After spending an entire election cycle spewing ridiculous nonsense, it’s no surprise that Kellyanne Conway and the Trump campaign climbed back aboard the crazy train on Monday to say that Donald Trump’s Electoral College victory on Nov. 8 was a “landslide.”
306. Landslide. Blowout. Historic. https://t.co/ObYZDo8cBq
— Kellyanne Conway (@KellyannePolls) November 28, 2016
The tweet from Trump’s former campaign manager came shortly after it was announced that the president-elect officially carried the state of Michigan’s 16 electoral votes.
As Conway correctly noted, that brings the final Electoral College tally to 306 votes for Trump and 232 for Hillary Clinton – hardly a historic blowout, no matter how you slice it.
Nate Silver of FiveThrityEight was quick to pounce on Conway’s assertion using historical data and a little bit of sarcasm.
Trump won in the 44th biggest landslide out of the past 54 elections. Pretty epic. https://t.co/TFouy56v2A
— Nate Silver (@NateSilver538) November 28, 2016
Silver challenged the “blowout” claim in a piece titled “War Is Peace. Freedom Is Slavery. Trump Won In A Landslide,” in which the stats guru called Conway’s comment “Orwellian” and said Trump’s electoral victory was “decidedly below-average.”
More from Silver:
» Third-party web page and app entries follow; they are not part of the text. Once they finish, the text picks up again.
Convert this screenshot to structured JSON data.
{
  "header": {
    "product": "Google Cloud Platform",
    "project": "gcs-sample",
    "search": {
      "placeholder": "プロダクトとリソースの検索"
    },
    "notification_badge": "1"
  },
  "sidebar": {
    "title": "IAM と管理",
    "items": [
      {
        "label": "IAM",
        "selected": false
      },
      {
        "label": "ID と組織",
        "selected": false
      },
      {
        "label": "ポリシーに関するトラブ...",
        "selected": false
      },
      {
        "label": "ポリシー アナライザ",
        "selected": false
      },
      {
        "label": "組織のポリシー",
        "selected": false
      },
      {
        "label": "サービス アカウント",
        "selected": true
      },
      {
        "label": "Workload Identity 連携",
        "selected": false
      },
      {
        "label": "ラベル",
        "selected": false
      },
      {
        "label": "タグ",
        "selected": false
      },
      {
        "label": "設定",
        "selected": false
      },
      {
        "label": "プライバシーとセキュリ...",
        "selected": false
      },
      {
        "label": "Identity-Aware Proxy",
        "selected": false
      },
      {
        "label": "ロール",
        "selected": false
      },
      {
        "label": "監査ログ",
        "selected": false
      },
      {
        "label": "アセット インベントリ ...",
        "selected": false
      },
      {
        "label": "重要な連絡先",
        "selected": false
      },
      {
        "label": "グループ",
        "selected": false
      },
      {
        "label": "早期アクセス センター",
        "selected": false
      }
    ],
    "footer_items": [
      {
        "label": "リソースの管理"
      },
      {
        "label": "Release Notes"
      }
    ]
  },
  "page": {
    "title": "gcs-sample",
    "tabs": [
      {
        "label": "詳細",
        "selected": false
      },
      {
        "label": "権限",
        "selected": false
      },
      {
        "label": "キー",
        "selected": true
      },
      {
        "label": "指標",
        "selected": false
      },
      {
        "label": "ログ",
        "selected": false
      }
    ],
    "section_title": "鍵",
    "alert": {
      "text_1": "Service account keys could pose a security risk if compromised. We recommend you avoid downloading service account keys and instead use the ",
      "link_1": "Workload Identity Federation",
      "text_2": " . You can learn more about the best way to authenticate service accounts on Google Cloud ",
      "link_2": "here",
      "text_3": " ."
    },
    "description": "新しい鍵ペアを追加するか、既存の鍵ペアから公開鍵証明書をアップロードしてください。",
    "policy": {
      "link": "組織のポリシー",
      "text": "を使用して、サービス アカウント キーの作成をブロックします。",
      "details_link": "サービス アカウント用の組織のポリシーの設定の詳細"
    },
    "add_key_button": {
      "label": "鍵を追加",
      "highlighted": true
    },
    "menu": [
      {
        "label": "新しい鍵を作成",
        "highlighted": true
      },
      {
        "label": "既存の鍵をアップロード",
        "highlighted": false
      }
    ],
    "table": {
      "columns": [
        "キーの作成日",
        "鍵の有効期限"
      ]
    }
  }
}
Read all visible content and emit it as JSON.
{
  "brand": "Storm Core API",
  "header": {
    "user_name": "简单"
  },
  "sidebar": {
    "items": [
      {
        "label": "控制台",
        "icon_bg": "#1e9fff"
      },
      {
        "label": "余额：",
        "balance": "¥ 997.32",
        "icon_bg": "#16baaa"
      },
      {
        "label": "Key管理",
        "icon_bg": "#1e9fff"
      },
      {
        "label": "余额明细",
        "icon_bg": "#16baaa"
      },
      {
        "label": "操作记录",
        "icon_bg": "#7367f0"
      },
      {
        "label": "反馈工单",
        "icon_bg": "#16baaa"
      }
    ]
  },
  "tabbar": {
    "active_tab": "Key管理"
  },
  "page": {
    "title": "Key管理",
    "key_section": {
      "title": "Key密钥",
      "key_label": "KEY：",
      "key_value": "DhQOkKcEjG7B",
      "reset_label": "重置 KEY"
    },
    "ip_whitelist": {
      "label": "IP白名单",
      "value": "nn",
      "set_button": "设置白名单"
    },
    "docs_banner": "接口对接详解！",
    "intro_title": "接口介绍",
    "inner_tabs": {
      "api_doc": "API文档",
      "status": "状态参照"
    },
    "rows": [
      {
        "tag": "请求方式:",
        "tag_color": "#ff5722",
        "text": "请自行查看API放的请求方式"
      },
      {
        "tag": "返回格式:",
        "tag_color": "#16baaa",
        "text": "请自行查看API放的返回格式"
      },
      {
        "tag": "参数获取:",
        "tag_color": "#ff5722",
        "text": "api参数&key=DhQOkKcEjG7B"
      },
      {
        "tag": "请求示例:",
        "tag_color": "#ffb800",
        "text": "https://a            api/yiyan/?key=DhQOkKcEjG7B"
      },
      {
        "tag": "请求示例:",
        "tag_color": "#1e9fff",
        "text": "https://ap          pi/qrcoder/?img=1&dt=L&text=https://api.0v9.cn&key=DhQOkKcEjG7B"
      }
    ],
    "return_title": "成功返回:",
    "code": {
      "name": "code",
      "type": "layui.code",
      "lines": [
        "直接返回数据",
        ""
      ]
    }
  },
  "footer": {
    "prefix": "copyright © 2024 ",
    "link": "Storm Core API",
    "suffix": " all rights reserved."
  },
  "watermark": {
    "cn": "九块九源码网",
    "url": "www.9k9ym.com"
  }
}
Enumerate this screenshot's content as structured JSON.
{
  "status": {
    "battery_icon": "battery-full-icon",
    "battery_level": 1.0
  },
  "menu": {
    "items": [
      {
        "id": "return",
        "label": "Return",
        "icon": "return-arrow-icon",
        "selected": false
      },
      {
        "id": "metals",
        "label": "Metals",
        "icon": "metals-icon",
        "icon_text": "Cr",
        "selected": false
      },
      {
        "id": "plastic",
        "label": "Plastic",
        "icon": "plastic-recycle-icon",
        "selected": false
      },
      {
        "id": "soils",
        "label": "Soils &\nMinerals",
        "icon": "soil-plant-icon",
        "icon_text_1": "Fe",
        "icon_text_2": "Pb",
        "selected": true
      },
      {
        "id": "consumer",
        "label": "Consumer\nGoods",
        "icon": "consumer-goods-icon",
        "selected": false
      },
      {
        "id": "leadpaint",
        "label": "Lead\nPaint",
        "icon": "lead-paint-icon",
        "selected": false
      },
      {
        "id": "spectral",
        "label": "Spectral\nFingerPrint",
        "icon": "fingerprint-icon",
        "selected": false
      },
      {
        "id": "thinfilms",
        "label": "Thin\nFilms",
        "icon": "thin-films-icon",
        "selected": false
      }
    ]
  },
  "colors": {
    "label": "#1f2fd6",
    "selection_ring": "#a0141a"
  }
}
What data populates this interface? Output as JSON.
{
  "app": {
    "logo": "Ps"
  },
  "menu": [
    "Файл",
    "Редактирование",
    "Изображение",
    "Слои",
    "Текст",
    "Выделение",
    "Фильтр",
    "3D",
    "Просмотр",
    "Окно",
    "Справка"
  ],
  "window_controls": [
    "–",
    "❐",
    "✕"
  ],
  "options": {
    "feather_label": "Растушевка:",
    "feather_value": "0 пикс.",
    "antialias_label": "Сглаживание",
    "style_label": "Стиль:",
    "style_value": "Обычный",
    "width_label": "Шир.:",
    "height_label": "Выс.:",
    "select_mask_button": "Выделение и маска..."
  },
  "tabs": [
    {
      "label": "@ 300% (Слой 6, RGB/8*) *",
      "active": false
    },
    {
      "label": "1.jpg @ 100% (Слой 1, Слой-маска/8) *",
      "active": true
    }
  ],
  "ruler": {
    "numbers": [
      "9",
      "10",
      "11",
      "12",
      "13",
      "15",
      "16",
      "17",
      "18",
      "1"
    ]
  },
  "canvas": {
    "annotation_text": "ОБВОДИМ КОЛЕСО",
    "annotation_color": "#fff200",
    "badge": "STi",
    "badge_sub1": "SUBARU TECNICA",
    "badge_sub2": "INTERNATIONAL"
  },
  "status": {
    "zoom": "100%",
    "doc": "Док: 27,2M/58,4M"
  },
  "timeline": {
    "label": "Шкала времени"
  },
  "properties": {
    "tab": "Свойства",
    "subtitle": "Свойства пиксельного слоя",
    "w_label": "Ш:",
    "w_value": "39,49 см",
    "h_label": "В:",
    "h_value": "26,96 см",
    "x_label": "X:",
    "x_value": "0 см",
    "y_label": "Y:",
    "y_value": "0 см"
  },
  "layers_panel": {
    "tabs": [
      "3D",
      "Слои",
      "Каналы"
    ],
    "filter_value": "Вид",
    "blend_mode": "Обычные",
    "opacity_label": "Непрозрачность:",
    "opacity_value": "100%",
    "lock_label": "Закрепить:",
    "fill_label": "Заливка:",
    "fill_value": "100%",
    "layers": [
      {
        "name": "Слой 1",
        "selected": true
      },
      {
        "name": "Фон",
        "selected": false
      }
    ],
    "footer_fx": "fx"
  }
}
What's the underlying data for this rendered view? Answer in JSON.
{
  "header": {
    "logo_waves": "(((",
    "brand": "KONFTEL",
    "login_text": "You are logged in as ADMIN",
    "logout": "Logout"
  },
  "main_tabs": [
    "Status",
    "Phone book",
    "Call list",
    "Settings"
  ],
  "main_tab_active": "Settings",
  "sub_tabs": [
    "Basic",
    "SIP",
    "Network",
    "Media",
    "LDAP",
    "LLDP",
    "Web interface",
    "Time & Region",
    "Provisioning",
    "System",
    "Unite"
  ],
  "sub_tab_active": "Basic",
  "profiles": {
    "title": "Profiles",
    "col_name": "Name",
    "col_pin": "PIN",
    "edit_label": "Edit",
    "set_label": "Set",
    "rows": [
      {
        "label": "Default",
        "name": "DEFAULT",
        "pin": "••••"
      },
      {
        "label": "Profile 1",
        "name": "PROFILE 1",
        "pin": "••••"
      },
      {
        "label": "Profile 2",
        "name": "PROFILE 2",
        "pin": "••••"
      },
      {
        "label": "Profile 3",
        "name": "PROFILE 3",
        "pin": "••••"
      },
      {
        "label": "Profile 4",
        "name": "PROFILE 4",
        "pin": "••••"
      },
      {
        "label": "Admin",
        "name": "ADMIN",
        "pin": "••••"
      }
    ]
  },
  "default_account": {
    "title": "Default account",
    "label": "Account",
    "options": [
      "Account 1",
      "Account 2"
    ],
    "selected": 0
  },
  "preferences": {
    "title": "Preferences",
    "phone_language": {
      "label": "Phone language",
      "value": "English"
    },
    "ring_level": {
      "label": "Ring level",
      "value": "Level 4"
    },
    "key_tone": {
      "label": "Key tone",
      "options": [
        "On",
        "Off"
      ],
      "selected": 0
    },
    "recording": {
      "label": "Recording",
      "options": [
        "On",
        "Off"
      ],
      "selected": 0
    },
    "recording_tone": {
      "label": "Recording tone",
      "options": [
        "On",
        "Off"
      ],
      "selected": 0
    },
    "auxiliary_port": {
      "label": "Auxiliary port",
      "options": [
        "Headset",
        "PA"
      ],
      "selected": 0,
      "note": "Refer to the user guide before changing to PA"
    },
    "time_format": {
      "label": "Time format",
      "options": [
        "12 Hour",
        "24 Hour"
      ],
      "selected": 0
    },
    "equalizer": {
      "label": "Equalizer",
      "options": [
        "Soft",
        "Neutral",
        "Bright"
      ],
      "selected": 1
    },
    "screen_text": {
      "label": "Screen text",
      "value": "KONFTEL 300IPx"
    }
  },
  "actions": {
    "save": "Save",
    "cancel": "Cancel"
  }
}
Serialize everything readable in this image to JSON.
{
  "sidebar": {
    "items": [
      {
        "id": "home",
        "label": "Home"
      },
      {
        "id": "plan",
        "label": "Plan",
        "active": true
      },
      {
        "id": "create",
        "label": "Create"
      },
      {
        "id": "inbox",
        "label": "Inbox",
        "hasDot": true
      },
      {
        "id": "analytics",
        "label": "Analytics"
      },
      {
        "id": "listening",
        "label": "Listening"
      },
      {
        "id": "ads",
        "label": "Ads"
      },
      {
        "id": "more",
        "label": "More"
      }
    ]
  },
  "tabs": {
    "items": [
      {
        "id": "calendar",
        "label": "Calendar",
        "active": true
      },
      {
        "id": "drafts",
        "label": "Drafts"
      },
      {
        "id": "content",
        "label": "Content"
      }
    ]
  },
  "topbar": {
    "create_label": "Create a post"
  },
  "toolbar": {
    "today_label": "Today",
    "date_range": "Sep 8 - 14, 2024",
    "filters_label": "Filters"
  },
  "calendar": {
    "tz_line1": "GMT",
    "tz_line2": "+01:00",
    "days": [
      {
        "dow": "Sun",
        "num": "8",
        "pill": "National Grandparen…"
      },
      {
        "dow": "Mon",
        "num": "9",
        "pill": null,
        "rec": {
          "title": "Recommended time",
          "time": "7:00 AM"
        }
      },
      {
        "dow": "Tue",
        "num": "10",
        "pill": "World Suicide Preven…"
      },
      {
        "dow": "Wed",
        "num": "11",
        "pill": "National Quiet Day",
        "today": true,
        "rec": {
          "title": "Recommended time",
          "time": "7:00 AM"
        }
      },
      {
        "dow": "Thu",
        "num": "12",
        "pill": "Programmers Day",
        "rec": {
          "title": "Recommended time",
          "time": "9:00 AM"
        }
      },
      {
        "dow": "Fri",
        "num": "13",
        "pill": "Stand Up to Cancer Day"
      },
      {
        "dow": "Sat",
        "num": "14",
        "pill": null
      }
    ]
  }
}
But in a historical context, Trump’s Electoral College performance is decidedly below-average. So it’s a bit Orwellian to call it a “landslide” or a “blowout.” There have been 54 presidential elections since the ratification of the 12th Amendment in 1804. (Before that, presidential electors cast two votes each, making it hard to compare them to present-day elections.) Of those 54 cases, Trump’s share of the electoral vote — assuming there are no faithless electors or results overturned by recounts — ranks 44th.
Not only was Trump’s victory not yuge, as Silver wrote, but it was actually pretty unimpressive. The terms “landslide” and “blowout” aren’t the appropriate adjectives to describe it.
Conway’s assertion that the election outcome was “historic” does have some credence, however.
After all, Hillary Clinton is on pace to win the popular vote by 2.5 to 2.7 million votes – and she is on track to win more votes than any presidential candidate in history, aside from Barack Obama.
Despite all that, the former Secretary of State will not be the next President of the United States, and Donald Trump will.